Annie Sowerby killing: NHS trust investigate son's care
A health trust has begun an internal investigation into the care of a patient with paranoid schizophrenia who killed his mother.
Lee Sowerby had been subject to hospital orders before he stabbed Mary Annie Sowerby, 69, at her home in Dearham, Cumbria, in January.
He was sentenced to life with a minimum jail term of 11 years on Wednesday.
Cumbria Partnership NHS Foundation Trust said its findings would be shared with the Sowerby family once complete.
Preston Crown Court heard the 45-year-old stabbed his mum, who was known as Annie, with a kitchen knife in a "brutal and frenzied" attack as she watched TV.

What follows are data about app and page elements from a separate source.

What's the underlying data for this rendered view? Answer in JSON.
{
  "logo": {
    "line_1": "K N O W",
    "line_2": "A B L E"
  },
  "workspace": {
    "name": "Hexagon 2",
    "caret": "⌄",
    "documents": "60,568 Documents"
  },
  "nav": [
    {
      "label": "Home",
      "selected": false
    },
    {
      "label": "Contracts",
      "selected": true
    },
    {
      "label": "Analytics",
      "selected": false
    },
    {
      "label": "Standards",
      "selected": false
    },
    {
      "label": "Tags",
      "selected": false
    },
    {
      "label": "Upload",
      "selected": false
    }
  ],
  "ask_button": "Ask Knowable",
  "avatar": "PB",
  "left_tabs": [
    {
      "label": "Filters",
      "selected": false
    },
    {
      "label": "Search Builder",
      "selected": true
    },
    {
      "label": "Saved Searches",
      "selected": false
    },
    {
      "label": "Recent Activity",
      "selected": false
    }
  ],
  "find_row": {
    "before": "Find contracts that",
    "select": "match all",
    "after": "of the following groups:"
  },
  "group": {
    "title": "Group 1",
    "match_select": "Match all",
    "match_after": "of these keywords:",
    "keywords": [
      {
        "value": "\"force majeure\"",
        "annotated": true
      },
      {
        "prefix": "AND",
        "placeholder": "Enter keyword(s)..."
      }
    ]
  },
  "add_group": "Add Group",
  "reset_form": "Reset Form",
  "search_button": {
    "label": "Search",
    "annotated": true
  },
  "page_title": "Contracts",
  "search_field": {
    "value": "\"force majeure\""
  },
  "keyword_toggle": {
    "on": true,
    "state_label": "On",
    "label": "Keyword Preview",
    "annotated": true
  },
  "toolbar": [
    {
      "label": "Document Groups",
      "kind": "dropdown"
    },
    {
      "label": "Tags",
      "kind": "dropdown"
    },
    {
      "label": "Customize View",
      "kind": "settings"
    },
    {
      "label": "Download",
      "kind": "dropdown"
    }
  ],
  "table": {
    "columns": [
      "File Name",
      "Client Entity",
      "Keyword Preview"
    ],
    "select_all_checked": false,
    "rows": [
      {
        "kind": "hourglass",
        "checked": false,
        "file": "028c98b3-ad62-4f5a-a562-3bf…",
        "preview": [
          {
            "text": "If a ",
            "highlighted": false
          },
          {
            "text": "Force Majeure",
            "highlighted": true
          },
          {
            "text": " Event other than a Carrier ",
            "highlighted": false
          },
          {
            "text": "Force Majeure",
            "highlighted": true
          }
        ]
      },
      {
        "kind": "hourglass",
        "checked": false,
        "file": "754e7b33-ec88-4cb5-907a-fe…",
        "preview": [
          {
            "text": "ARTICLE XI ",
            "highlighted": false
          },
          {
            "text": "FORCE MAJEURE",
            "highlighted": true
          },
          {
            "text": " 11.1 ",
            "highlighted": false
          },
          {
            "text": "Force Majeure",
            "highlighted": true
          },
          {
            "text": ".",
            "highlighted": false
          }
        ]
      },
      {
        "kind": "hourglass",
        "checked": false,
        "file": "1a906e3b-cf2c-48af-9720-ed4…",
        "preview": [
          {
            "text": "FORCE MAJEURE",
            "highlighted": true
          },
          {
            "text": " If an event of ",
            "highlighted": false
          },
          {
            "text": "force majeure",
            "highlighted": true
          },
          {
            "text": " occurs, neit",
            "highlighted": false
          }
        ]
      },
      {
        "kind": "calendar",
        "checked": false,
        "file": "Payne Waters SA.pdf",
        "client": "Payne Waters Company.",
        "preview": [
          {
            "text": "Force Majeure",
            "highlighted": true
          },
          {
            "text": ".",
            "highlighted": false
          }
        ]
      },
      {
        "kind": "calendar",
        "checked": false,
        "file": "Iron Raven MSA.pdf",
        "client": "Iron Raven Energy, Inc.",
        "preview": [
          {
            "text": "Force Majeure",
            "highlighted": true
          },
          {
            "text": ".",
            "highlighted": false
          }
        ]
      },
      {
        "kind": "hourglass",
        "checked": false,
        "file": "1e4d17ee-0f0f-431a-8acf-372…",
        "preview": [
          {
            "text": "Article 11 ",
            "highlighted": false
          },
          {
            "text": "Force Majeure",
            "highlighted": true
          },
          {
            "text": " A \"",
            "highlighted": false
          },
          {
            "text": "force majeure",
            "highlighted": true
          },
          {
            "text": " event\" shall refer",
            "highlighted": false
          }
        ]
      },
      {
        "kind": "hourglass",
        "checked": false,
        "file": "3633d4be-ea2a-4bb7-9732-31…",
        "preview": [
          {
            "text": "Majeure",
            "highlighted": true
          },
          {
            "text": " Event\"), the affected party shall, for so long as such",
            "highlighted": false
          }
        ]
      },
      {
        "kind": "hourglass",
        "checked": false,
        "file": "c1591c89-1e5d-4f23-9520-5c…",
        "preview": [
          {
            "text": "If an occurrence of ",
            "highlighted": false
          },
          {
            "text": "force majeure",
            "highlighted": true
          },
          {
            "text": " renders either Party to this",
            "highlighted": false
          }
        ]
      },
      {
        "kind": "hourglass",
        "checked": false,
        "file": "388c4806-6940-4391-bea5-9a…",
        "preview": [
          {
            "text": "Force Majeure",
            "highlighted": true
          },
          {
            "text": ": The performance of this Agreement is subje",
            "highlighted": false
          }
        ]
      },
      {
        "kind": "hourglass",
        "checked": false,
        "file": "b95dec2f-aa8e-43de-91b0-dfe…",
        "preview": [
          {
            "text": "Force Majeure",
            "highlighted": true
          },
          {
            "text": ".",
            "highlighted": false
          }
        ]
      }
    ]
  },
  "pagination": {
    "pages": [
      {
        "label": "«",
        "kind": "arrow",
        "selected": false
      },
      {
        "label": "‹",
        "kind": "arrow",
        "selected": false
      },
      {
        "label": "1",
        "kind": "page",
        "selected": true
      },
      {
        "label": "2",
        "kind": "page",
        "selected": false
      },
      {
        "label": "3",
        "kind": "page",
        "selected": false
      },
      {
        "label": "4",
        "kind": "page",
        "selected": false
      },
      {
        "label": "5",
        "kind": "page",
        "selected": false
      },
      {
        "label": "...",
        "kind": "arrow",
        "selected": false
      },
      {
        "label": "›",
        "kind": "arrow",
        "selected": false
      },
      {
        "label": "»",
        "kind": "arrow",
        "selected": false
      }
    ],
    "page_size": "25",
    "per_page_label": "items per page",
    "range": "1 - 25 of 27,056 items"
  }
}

Honorary Recorder of Preston, Judge Mark Brown QC, said he doubted the killing would have happened if Sowerby had not received an absolute discharge from a hospital order in 2012.
He also said it was "astonishing" the defendant was not allowed to see a doctor six days before the killing, when his father Leonard took him to a community mental health facility in Workington and requested he be put back on medication.
'Badly let down'
Sowerby denied murder and the Crown Prosecution Service accepted his guilty plea to manslaughter by reason of diminished responsibility.
A spokeswoman for Cumbria Partnership NHS Foundation Trust said the organisation had been "fully co-operative with the police investigation".
Sowerby was first sent to hospital after an armed robbery at a bank and causing a bomb hoax in 1996.
He was again jailed in 2008 for attempting to stab his brother's girlfriend.
His last hospital admission was in March 2018 on an informal basis after he was found carrying knives.
During the trial for killing his mother, the court was told Sowerby's father felt the family had been "badly let down" by local mental health services.
Sowerby will start his sentence in a secure hospital in Middlesbrough and will be returned to prison once he is deemed fit for release.